Dataset records
************

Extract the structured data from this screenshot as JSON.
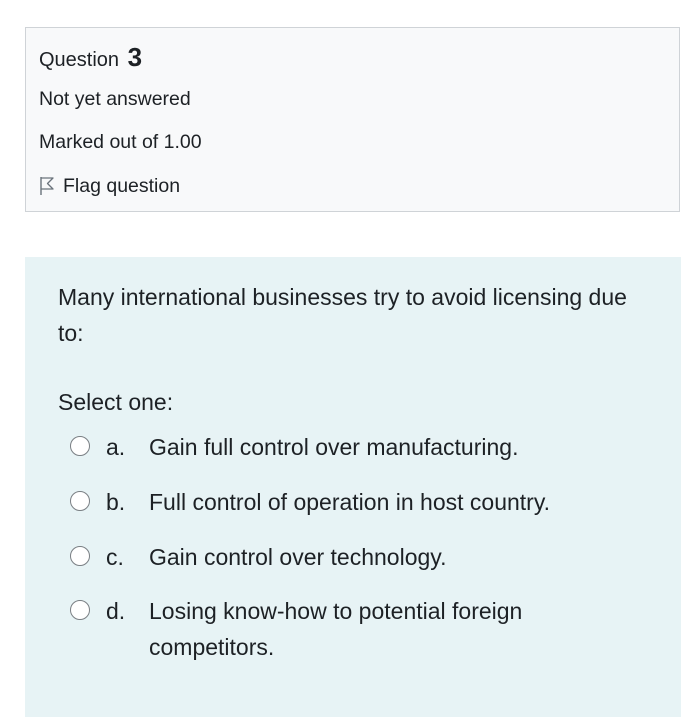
{
  "question_info": {
    "label": "Question",
    "number": "3",
    "state": "Not yet answered",
    "grade": "Marked out of 1.00",
    "flag_label": "Flag question"
  },
  "question": {
    "text": "Many international businesses try to avoid licensing due to:",
    "prompt": "Select one:",
    "options": [
      {
        "letter": "a.",
        "text": "Gain full control over manufacturing."
      },
      {
        "letter": "b.",
        "text": "Full control of operation in host country."
      },
      {
        "letter": "c.",
        "text": "Gain control over technology."
      },
      {
        "letter": "d.",
        "text": "Losing know-how to potential foreign competitors."
      }
    ]
  }
}
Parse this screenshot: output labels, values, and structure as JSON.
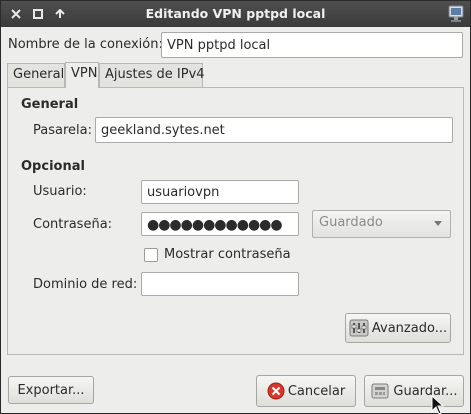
{
  "window": {
    "title": "Editando VPN pptpd local",
    "controls": [
      "close-icon",
      "maximize-icon",
      "shade-icon"
    ]
  },
  "connection_name": {
    "label": "Nombre de la conexión:",
    "value": "VPN pptpd local"
  },
  "tabs": [
    {
      "label": "General",
      "active": false
    },
    {
      "label": "VPN",
      "active": true
    },
    {
      "label": "Ajustes de IPv4",
      "active": false
    }
  ],
  "general": {
    "heading": "General",
    "gateway": {
      "label": "Pasarela:",
      "value": "geekland.sytes.net"
    }
  },
  "optional": {
    "heading": "Opcional",
    "user": {
      "label": "Usuario:",
      "value": "usuariovpn"
    },
    "password": {
      "label": "Contraseña:",
      "value": "●●●●●●●●●●●●",
      "store_option": "Guardado"
    },
    "show_password": {
      "label": "Mostrar contraseña",
      "checked": false
    },
    "domain": {
      "label": "Dominio de red:",
      "value": ""
    }
  },
  "advanced_button": {
    "label": "Avanzado..."
  },
  "footer": {
    "export_label": "Exportar...",
    "cancel_label": "Cancelar",
    "save_label": "Guardar..."
  },
  "colors": {
    "titlebar": "#3f3f3f",
    "cancel_icon": "#d8372a"
  }
}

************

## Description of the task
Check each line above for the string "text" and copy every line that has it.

## Answer space
    "text": "Many international businesses try to avoid licensing due to:",
        "text": "Gain full control over manufacturing."
        "text": "Full control of operation in host country."
        "text": "Gain control over technology."
        "text": "Losing know-how to potential foreign competitors."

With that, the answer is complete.